### DATASET EXCERPTS
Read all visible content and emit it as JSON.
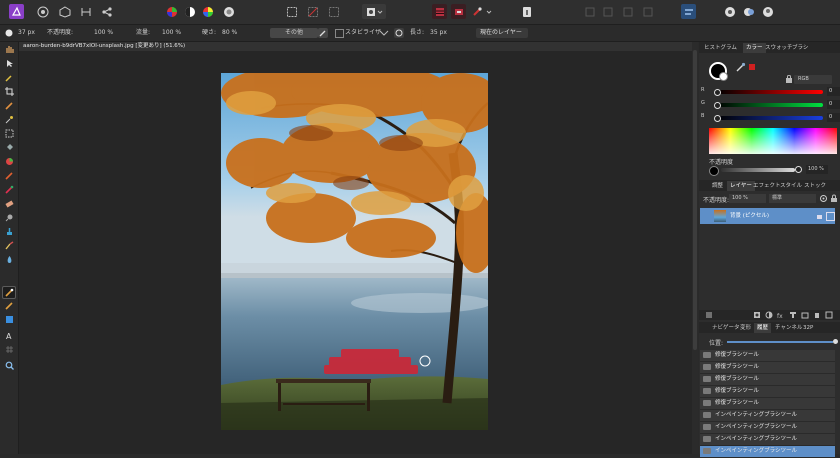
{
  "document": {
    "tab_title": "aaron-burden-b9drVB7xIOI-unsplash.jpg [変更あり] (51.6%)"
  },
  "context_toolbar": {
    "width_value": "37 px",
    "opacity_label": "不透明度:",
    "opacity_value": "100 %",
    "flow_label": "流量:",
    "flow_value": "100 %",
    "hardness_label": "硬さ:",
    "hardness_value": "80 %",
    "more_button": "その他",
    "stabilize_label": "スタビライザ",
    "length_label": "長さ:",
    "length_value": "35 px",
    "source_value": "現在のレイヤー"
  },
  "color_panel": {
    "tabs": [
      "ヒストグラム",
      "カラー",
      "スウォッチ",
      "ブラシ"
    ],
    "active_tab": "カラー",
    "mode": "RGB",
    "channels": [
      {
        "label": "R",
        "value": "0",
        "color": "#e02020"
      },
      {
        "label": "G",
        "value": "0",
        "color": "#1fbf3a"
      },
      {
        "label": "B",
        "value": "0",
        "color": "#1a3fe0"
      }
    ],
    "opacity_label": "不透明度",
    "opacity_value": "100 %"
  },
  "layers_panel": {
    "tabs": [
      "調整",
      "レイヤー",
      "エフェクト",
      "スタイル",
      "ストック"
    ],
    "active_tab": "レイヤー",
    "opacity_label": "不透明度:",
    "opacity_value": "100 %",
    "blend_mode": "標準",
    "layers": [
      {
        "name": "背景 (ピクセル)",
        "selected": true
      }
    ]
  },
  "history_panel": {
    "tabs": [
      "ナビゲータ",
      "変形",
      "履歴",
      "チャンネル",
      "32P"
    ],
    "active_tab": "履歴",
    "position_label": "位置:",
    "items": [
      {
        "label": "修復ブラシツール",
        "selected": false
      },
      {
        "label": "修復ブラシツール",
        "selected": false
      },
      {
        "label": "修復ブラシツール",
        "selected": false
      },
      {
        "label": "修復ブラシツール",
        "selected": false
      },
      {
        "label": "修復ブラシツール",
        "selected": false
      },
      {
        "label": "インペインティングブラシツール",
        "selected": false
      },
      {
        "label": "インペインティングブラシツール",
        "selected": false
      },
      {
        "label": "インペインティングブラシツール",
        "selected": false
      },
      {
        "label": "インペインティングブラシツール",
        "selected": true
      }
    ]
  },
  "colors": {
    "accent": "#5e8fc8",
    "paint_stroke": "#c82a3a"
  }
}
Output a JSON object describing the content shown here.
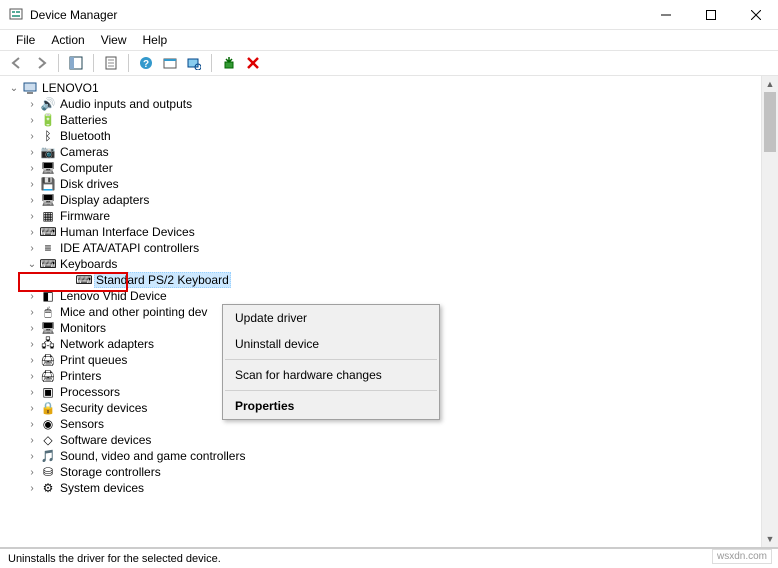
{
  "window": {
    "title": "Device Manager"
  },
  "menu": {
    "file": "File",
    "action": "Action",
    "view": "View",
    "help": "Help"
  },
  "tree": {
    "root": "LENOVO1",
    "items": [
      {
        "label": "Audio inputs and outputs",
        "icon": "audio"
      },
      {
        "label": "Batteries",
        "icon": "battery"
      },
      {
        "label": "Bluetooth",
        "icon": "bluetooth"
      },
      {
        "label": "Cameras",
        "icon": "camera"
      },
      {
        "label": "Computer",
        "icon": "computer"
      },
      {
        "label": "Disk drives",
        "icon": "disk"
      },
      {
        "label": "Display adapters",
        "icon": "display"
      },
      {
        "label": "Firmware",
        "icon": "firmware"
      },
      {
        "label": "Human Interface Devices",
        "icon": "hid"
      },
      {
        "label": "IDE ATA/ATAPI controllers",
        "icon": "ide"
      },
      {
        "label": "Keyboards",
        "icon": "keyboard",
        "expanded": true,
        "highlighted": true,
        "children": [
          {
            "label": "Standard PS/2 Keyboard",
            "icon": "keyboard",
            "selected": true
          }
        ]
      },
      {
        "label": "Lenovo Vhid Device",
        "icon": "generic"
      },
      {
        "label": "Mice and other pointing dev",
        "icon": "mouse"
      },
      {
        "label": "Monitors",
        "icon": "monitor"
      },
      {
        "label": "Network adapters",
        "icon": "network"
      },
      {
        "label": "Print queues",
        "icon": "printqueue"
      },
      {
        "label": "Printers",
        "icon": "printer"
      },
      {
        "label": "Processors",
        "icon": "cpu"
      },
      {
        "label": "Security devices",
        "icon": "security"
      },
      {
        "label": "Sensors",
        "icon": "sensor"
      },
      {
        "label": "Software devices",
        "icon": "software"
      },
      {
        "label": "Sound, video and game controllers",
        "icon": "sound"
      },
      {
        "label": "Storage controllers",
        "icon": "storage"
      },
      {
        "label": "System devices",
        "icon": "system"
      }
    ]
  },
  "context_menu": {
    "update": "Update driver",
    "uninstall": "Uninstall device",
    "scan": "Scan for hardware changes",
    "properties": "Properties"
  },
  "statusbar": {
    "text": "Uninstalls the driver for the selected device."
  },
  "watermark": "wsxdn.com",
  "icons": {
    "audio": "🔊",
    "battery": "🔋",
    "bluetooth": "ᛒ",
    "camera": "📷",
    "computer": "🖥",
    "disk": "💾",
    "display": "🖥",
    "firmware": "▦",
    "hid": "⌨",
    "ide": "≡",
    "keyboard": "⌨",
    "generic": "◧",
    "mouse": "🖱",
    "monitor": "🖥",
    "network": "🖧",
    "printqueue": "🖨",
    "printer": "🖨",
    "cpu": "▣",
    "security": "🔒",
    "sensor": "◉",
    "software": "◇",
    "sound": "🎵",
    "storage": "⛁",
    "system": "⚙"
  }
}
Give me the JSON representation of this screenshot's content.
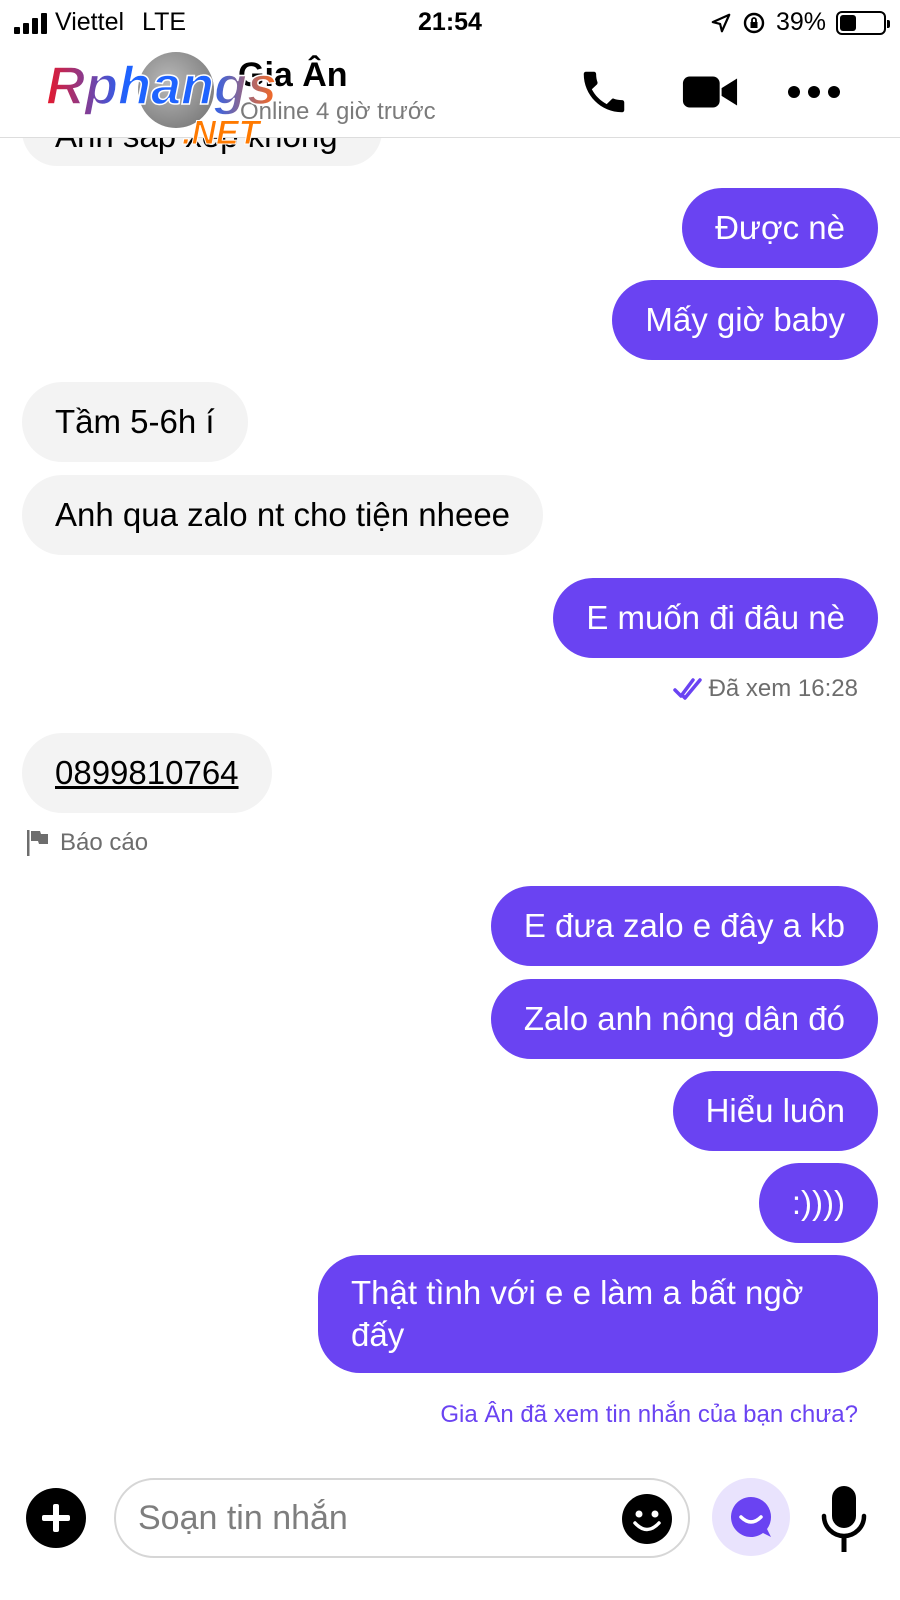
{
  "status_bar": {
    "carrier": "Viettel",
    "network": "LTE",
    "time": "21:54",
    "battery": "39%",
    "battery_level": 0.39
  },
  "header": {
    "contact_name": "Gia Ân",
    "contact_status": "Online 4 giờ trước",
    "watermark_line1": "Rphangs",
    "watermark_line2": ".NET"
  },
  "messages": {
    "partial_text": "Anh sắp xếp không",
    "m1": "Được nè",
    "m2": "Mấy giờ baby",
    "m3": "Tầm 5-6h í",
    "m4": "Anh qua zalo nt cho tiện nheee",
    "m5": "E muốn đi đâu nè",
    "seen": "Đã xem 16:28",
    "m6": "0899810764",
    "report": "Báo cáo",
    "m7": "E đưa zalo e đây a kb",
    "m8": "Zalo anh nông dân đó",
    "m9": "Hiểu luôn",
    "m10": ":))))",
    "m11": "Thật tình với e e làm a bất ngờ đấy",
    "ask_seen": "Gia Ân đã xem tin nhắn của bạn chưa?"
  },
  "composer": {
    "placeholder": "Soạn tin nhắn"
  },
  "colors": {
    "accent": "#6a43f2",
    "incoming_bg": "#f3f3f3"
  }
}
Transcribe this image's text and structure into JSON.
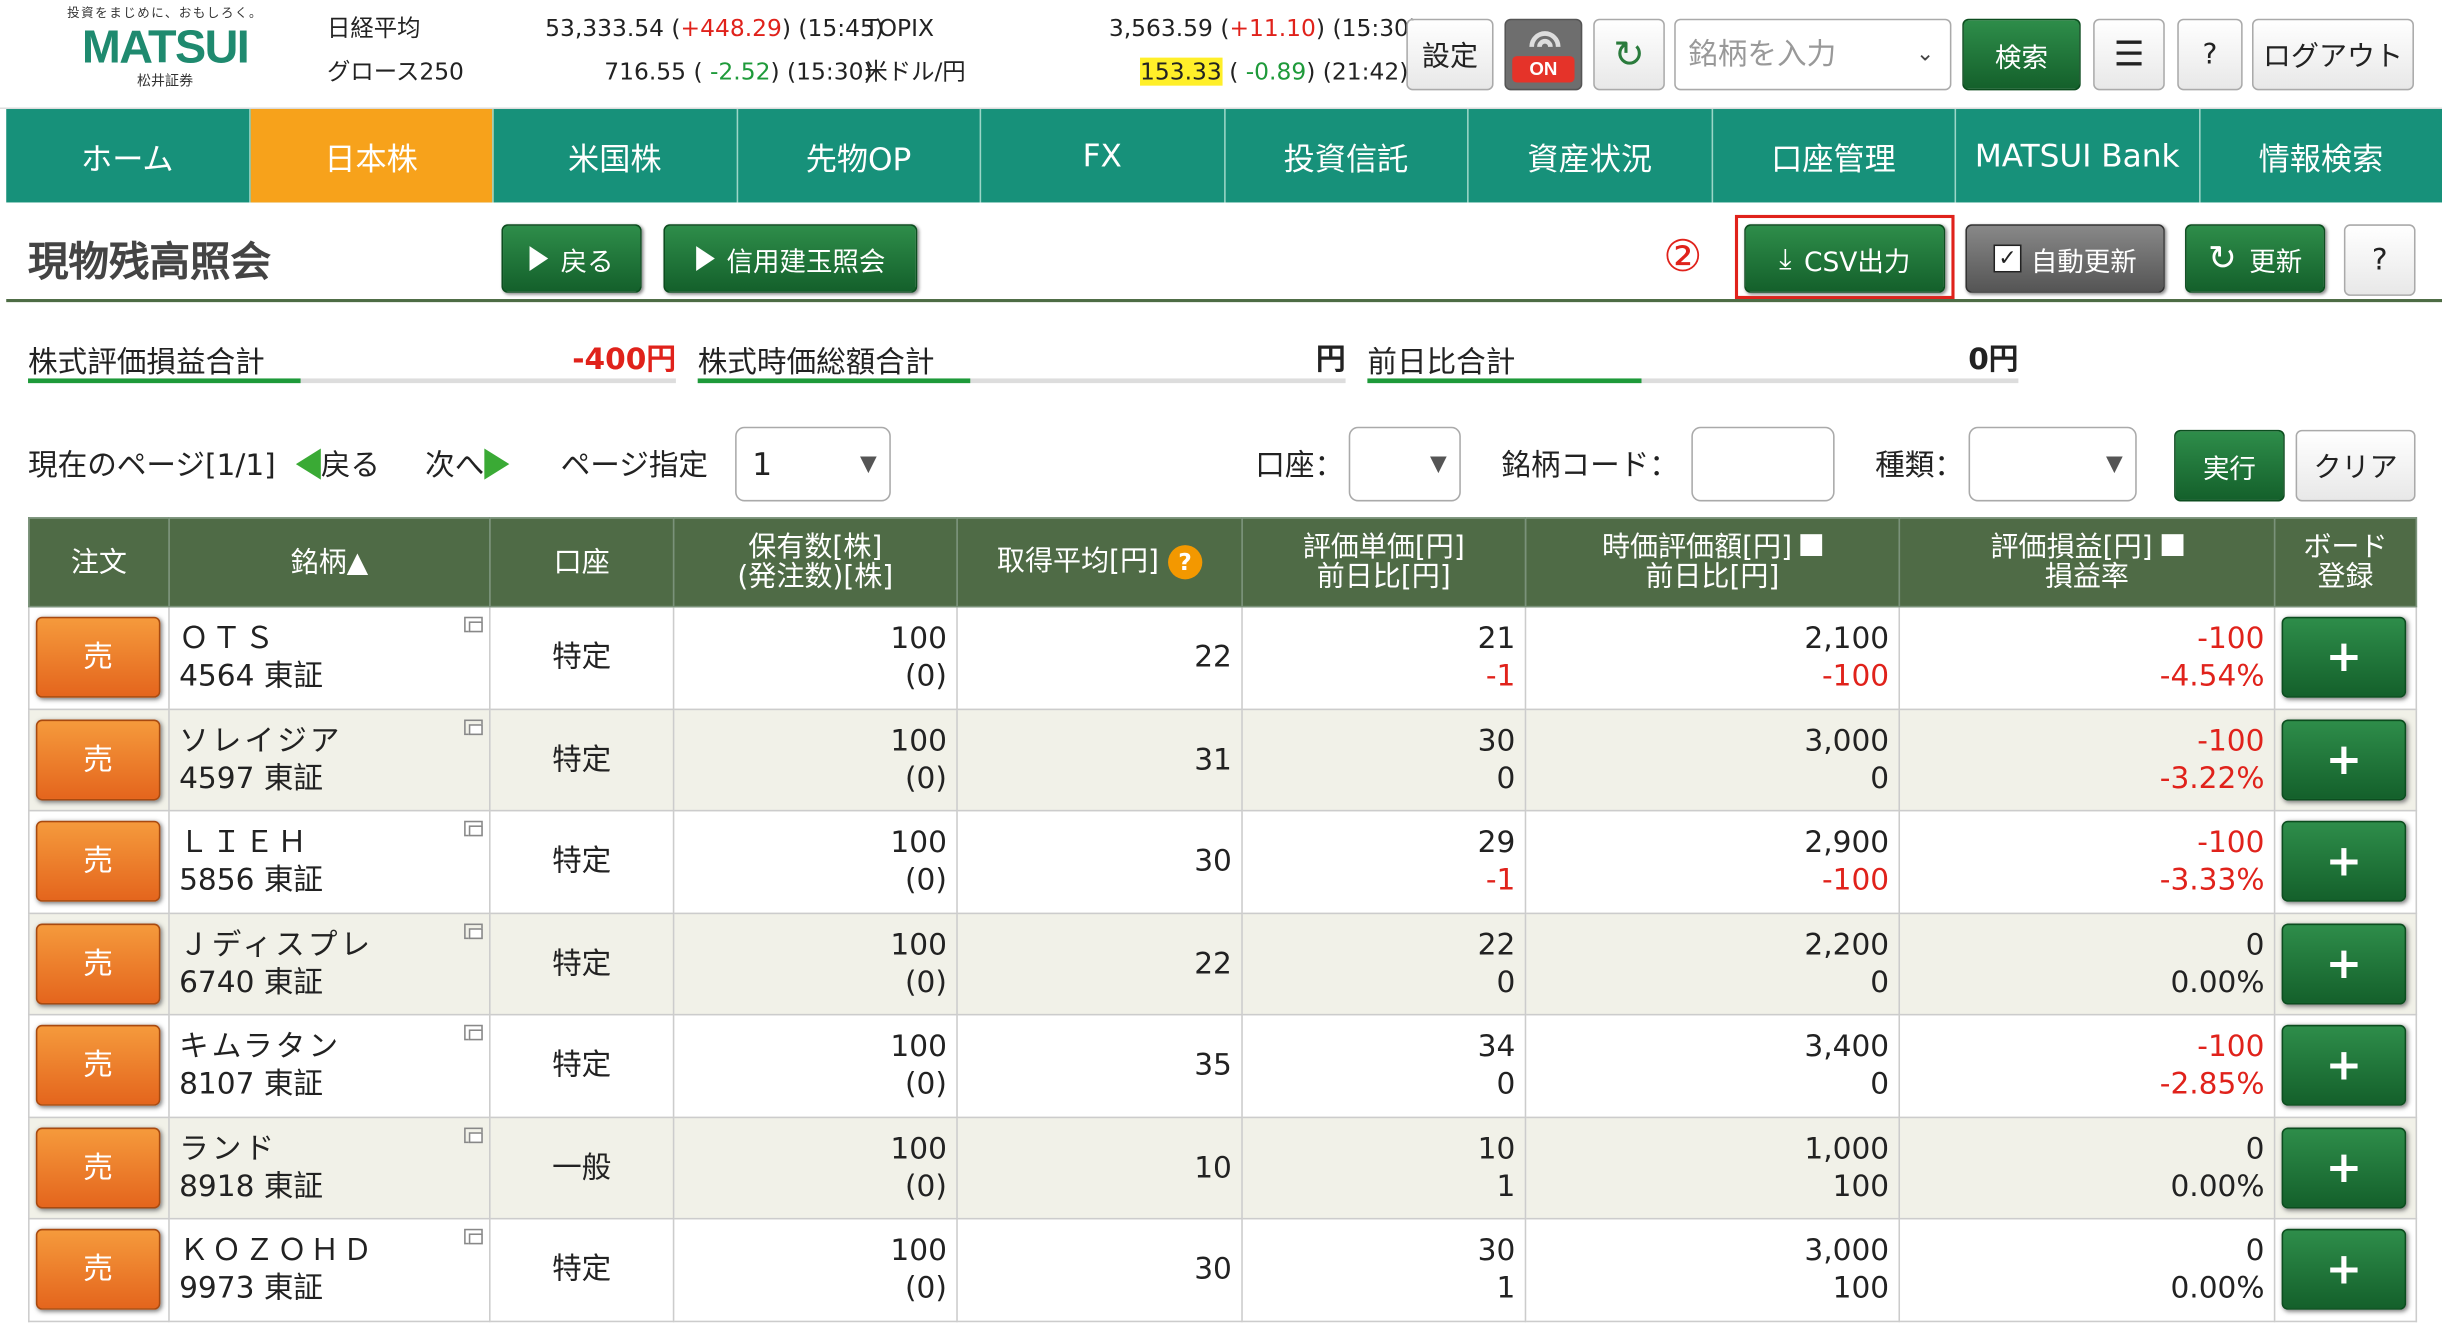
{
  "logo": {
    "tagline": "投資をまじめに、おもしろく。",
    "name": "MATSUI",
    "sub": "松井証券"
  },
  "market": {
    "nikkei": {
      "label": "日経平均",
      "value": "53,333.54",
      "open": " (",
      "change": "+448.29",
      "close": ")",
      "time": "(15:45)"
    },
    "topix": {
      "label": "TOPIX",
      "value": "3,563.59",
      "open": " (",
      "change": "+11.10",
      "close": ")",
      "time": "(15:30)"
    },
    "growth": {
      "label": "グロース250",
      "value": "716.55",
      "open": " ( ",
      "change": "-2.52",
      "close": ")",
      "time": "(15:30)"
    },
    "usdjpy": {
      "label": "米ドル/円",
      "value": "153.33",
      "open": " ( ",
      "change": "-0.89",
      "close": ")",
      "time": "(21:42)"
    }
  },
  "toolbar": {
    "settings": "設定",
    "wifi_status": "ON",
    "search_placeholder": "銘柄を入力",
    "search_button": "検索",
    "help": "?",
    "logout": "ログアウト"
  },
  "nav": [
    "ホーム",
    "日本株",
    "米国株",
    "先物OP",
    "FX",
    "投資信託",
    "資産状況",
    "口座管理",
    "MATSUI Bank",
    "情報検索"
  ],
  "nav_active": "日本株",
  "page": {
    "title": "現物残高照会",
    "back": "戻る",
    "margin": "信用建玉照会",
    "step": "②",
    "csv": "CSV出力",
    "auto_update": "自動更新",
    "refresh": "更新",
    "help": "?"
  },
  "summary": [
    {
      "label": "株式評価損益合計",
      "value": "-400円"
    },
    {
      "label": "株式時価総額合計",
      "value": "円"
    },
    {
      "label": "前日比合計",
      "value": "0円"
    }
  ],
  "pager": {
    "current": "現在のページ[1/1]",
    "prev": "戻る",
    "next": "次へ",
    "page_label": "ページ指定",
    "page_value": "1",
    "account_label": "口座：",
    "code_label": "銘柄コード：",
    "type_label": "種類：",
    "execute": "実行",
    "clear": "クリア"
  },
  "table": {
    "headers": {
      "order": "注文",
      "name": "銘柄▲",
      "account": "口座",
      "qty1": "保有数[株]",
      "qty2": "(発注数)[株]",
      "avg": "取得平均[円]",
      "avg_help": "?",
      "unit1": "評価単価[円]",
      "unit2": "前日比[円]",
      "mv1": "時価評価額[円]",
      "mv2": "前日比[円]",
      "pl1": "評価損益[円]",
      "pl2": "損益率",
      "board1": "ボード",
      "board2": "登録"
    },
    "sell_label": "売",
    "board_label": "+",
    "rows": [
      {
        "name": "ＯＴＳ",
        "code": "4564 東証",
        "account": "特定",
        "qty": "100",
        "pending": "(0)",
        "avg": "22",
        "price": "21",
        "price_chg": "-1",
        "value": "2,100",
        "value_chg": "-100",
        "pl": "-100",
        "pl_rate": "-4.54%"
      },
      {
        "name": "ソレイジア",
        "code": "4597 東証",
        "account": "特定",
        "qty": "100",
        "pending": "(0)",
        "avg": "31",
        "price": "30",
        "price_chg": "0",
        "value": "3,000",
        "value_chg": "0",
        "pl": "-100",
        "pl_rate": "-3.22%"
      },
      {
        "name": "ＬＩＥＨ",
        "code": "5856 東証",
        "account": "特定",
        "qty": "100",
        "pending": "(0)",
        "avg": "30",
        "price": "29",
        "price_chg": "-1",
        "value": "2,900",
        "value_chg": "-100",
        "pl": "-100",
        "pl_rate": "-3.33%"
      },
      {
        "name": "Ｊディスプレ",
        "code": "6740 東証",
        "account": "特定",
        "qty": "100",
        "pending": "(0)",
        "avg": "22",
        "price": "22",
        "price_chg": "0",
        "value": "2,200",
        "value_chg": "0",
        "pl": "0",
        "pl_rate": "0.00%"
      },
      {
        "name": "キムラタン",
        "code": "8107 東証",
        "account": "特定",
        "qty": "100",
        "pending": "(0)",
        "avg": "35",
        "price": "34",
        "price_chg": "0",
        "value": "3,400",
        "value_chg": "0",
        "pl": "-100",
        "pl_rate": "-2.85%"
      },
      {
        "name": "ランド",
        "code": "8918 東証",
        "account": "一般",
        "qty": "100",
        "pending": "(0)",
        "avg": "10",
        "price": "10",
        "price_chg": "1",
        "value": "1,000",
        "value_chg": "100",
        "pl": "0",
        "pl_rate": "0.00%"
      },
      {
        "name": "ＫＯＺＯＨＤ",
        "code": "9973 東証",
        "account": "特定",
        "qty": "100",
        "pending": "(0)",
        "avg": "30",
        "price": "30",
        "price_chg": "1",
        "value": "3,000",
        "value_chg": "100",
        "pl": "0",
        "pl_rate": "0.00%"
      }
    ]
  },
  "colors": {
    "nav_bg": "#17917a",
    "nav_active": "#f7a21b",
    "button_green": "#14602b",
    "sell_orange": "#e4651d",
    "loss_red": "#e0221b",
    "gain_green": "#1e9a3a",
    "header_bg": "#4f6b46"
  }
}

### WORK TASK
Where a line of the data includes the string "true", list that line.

### RESPONSE BOX
        "selected": true
        "selected": true
        "expanded": true,
        "highlighted": true,
            "selected": true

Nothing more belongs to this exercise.